### PROBLEM STATEMENT
I need every line of the material below that includes the string "method".

### GIVEN RECORDS
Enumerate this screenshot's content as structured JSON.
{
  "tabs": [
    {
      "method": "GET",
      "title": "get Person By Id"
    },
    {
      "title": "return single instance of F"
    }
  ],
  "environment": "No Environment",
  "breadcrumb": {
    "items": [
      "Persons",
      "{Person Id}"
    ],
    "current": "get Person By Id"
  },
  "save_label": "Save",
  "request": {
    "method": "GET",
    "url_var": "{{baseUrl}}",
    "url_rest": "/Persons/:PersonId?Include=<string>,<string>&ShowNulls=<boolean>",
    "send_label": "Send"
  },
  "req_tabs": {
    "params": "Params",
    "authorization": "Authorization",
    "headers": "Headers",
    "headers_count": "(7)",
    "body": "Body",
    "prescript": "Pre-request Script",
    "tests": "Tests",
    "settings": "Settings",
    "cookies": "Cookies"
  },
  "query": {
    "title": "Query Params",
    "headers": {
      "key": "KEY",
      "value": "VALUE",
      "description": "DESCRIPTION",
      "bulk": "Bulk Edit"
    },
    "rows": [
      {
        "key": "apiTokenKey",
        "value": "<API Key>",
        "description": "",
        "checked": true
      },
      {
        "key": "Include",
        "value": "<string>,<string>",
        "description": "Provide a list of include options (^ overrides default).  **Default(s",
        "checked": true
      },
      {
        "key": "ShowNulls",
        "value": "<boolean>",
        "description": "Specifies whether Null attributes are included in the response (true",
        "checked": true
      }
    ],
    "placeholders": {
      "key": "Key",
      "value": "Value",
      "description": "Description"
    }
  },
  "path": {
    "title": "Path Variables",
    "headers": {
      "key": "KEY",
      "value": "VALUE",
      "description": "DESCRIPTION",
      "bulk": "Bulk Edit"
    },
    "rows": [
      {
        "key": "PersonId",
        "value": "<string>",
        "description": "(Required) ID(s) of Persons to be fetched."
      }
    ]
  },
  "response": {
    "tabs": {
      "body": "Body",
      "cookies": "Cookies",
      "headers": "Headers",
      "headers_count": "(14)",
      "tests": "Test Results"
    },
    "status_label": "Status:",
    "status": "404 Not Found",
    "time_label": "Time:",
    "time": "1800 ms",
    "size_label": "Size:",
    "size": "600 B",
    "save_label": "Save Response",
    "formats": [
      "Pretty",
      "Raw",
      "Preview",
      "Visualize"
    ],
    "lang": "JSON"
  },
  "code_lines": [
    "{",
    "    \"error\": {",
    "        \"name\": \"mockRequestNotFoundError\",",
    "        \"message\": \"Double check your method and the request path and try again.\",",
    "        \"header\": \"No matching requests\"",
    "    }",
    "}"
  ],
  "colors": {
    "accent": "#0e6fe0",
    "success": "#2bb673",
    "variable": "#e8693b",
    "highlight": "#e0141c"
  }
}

### SOLUTION BELOW
      "method": "GET",
    "method": "GET",
    "        \"message\": \"Double check your method and the request path and try again.\",",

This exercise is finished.